Her friend, Bengaluru-based architect Chitra Vishwanath, recalls: “I called her to Bangalore for an event in 2010. She insisted that she stay in our house rather than a five-star hotel. She championed the practical type of architecture, where she favored local handmade work and skills. For young architects it is a lesson in how to build simply and how to work with and improve vernacular materials. She revolutionized the use of mud, meeting all the contemporary needs of a home, with more light and air. At the Dharmalaya Institute in Bir, she has led numerous training workshops on sustainable construction and living.
Raised in Germany and the United States, Didi made her home in India in 1951, when she married the late Narayan Ramji Contractor. His first days in India were spent in Mumbai, painting and raising his children. Thanks to her husband’s friend, Maharana Bhagwant Singh Mewar, the Maharana of Udaipur, she had the opportunity to decorate the Lake Palace Hotel in 1961. Her interactions with social reformer and cultural esthete Kamaladevi Chattopadhyay gave her the momentum needed to pursue new apprenticeships in traditional Indian handicrafts, which led to other interior projects, where she designed textiles, furniture and furnishings.
Growing up with parents engaged in the influential Bauhaus movement, Didi’s predilection for rural life brought her to Andretta in Kangra in the 1980s, where she observed and learned the nuances of local building with brick bricks. sun-dried mud, bamboo and slate. Its creations have thus evolved from its ethical, ecological and aesthetic values. Architect and urban designer KT Ravindran says: “Didi’s designs did not come from a romantic notion of nature or vernacular buildings, but from a value base that knew what was good for the world. She was able to explore the quintessential behavior of mud, bamboo and slate and convert it into a new idiom in her buildings. She used very innovative techniques, mixing and matching technologies, using local skills and adding her own, and inventing along the way. She was very aware of its theoretical and philosophical basis – the conceptual framework upon which her work was based. “
Knowing her for over 35 years as a friend and fellow practitioner, Ravindran recalls her earliest memories with Didi in Andretta, when she designed solar mud and glass cookers for the people of the valley. “We were neighbors in Andretta. From our first meeting, we hit it off very well, as we deeply shared a similar worldview. She lived a frugal life, and that became the foundation of her work, ”he says.

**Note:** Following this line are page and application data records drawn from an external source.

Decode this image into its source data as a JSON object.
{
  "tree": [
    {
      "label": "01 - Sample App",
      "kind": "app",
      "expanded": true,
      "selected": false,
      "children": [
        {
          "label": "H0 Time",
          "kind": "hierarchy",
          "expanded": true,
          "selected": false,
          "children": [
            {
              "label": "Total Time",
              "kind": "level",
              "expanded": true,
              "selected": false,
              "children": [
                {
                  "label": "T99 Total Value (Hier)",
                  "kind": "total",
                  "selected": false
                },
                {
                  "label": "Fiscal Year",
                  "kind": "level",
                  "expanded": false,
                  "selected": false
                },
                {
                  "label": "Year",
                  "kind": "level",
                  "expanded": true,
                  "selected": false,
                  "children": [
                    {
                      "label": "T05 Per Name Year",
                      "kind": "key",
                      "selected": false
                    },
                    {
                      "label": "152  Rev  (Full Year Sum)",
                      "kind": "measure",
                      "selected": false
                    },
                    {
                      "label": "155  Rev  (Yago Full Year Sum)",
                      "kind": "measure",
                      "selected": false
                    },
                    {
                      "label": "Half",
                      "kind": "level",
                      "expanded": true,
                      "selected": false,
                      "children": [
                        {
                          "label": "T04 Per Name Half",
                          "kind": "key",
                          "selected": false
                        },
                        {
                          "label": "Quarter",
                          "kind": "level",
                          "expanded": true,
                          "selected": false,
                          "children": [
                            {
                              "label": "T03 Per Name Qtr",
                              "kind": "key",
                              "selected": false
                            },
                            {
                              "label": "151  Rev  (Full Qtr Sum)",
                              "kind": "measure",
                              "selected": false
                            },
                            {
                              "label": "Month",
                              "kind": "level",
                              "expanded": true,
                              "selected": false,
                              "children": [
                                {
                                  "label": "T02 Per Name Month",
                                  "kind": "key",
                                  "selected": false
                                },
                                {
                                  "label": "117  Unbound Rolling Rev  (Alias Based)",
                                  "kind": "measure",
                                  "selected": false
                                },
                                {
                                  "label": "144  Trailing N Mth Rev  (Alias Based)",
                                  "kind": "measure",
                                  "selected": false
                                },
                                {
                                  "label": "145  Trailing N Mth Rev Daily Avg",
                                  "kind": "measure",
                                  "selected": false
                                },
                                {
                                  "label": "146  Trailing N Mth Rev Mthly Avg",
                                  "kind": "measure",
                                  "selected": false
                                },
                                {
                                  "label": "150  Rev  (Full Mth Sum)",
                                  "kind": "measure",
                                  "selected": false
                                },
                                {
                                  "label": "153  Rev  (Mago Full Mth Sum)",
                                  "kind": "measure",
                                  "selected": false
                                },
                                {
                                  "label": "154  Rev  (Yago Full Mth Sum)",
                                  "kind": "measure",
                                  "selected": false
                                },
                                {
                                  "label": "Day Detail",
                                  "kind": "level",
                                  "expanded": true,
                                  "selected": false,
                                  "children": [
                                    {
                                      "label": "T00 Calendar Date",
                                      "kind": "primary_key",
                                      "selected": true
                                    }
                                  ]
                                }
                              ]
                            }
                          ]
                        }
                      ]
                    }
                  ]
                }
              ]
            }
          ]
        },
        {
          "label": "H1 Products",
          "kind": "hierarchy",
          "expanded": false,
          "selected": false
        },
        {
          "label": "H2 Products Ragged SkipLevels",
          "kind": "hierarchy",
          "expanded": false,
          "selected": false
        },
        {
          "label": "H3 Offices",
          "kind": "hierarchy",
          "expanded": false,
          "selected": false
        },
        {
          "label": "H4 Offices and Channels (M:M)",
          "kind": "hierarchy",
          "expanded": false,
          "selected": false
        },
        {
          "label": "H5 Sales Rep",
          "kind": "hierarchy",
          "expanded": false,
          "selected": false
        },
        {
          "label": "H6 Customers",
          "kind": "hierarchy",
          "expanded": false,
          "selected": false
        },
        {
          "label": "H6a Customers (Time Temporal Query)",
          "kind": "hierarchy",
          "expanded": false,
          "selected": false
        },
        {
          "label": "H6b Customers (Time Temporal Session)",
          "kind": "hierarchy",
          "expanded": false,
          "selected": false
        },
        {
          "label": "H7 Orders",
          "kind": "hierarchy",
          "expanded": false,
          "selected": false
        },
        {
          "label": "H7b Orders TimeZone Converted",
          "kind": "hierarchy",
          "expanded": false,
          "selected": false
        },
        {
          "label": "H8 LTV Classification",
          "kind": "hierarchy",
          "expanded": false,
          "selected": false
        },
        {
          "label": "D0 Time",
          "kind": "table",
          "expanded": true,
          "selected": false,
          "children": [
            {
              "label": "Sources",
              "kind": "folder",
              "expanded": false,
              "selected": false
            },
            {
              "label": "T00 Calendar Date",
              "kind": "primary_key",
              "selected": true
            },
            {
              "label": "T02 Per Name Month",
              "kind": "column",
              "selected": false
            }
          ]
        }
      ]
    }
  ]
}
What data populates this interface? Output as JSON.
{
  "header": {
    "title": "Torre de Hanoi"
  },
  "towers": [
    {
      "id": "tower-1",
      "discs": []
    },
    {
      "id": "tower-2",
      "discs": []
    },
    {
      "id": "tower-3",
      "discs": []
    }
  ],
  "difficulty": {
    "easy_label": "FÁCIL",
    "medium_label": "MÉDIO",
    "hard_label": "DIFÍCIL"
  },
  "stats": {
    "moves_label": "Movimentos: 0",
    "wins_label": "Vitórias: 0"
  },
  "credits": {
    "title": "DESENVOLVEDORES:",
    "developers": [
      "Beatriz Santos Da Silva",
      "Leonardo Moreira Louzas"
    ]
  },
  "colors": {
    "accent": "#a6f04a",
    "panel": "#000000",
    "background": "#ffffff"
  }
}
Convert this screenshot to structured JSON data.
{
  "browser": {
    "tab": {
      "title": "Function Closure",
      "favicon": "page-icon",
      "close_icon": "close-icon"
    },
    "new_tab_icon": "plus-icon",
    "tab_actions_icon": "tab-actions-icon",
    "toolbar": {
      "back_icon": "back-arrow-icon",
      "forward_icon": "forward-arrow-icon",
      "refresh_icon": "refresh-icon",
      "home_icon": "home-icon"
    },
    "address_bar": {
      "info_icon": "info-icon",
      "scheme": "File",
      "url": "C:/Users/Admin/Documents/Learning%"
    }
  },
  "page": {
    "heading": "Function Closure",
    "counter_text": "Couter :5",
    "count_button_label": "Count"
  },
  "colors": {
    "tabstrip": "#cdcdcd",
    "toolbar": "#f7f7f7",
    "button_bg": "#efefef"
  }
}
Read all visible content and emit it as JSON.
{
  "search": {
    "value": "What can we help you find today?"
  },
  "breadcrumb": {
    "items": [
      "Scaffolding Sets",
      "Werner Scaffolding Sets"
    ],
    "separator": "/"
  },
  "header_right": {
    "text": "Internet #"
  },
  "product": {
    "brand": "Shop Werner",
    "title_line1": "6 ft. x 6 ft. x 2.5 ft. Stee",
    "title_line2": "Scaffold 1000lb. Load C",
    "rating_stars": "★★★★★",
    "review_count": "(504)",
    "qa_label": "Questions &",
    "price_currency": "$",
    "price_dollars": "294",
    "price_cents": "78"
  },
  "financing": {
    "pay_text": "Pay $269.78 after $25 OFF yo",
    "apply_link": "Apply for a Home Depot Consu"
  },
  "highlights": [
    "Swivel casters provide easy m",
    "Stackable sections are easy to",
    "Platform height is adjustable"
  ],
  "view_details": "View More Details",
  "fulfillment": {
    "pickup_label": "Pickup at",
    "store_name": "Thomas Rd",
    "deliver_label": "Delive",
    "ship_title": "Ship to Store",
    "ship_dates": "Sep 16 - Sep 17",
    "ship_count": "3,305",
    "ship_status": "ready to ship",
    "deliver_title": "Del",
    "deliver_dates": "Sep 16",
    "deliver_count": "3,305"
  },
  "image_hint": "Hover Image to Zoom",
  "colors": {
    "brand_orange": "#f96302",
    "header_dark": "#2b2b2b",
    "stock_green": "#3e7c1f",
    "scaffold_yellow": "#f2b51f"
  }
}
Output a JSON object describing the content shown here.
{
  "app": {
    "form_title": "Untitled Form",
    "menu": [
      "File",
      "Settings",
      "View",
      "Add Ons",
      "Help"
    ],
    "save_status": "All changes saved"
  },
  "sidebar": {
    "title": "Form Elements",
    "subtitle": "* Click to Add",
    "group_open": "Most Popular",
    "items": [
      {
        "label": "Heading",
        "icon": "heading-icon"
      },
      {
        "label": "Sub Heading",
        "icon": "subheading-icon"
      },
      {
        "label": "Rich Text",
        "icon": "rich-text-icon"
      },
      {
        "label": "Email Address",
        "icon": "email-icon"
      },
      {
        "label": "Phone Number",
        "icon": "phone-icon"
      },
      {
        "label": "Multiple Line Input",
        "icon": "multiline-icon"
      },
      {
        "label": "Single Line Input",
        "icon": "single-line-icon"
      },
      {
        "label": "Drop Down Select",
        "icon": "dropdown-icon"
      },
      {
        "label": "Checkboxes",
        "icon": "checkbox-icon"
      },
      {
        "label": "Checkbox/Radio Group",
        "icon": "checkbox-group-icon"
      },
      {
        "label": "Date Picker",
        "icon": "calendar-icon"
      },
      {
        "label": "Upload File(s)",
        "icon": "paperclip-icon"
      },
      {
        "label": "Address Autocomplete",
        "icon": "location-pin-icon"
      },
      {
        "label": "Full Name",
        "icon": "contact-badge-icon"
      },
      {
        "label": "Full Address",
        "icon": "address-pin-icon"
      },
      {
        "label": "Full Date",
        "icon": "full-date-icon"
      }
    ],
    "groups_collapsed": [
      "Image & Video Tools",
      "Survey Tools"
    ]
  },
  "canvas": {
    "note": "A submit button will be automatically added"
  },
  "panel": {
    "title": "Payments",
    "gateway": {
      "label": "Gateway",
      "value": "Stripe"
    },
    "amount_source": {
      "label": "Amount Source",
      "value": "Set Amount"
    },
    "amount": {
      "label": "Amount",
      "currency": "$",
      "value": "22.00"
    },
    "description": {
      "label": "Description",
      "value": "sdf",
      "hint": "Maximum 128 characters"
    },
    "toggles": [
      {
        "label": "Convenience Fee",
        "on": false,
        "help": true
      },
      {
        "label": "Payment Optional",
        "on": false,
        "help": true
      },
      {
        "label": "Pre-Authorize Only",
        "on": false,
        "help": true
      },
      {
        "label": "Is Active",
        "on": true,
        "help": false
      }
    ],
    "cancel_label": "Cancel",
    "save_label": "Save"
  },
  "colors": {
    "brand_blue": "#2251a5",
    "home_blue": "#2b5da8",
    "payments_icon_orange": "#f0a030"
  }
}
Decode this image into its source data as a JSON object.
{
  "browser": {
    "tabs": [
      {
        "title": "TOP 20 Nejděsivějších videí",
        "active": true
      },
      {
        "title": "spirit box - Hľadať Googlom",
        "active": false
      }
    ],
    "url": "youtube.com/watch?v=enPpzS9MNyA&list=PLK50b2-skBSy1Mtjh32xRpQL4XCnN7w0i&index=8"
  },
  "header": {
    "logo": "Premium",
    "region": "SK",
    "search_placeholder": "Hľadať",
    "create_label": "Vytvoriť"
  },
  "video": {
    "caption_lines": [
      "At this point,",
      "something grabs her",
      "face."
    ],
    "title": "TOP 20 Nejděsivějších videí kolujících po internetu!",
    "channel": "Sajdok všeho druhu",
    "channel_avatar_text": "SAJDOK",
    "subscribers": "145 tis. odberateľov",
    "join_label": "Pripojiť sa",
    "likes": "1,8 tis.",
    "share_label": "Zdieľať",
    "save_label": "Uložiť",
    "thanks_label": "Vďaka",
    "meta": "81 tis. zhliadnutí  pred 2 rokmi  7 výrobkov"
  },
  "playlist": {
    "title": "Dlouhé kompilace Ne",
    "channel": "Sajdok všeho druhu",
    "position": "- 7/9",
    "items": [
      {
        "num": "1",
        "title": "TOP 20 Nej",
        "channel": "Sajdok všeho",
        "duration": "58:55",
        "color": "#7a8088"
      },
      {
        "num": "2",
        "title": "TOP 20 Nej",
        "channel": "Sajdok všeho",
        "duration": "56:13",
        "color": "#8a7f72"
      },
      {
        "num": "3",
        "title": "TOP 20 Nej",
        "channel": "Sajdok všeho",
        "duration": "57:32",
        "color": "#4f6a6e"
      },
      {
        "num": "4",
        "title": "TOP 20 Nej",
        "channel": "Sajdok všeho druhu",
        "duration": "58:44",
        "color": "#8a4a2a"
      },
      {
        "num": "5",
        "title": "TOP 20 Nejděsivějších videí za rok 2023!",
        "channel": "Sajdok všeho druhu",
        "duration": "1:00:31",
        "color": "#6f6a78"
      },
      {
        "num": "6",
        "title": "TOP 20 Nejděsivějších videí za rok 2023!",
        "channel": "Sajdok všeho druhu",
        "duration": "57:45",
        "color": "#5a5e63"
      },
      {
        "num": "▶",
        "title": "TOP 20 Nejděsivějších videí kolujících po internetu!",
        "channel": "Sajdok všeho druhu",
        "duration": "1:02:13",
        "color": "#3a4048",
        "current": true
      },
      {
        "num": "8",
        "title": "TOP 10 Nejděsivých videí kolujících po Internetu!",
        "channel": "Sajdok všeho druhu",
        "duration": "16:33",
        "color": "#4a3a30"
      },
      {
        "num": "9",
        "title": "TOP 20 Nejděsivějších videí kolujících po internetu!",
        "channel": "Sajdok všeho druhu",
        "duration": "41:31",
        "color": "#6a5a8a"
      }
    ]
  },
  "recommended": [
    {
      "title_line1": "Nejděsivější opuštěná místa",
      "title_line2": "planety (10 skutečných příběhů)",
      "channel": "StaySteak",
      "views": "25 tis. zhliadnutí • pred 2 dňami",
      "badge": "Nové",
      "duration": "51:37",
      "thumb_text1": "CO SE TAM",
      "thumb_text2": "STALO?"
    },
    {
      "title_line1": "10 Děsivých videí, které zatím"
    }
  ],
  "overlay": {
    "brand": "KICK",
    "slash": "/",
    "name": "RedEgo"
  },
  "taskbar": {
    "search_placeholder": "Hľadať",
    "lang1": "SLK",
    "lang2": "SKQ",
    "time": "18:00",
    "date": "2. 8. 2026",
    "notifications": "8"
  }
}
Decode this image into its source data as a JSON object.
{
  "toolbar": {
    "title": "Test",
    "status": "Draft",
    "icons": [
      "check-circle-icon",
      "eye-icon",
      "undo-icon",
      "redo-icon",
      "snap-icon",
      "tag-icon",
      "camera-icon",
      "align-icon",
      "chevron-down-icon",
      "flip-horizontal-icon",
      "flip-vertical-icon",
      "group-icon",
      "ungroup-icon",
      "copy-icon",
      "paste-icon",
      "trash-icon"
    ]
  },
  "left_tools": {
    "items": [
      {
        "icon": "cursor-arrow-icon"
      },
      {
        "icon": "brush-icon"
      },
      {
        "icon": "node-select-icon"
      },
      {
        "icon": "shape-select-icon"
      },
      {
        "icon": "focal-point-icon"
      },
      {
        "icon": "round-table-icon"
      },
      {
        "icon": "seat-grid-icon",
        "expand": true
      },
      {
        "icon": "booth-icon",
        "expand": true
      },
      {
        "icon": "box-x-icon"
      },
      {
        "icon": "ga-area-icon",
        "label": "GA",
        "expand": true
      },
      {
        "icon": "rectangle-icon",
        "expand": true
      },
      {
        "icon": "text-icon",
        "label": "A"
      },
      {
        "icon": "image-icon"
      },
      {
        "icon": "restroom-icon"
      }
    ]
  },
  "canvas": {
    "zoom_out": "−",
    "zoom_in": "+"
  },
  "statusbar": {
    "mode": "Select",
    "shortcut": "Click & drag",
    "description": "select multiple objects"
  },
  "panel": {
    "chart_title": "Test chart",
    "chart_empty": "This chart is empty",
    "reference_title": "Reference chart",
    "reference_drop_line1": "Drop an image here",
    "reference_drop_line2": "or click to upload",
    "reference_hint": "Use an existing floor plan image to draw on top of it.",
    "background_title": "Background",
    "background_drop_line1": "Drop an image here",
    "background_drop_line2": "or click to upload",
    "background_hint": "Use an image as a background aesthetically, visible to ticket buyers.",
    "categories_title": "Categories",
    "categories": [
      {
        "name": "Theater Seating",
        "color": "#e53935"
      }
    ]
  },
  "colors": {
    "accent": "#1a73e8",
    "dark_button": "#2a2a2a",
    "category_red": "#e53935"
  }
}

Her engagement with adobe (mud brick) led her to design a community clinic for a friend using local materials, adding her own ingredients to traditional techniques. She was then already in her sixties. There was always room for experiments, from using rice husks and pine in the mud plaster for insulation to using old car tires to fill in the berms. His own home in Sidhbari is a testament to these innovations. While concrete was a default choice for many in the hills, Didi showed how mud can stand the test of time, whether it absorbs radiation, is a good insulator, or even resists earthquakes. Earth.
Pinaki Roy, a member of the Forum for Responsible Buildings (FRB), recalls the 2014 workshop he organized at the Sambhaavnaa Institute of Public Policy and Politics in Palampur, which Didi designed for public interest lawyer Prashant Bhushan. The four-day sustainable buildings conference, anchored by Didi, brought together more than 30 participants from different fields, including architects, designers, masons, contractors and permaculture experts. Many of them are now part of the FRB. Roy remembers his lament over the loss of Gandhian values in people’s lives and how the Indian landscape had changed.
“Didi’s life reminds young professionals that you don’t have to rush into your practice, you can dig your heels, go slow, do a good job and be happy,” says Vishwananth.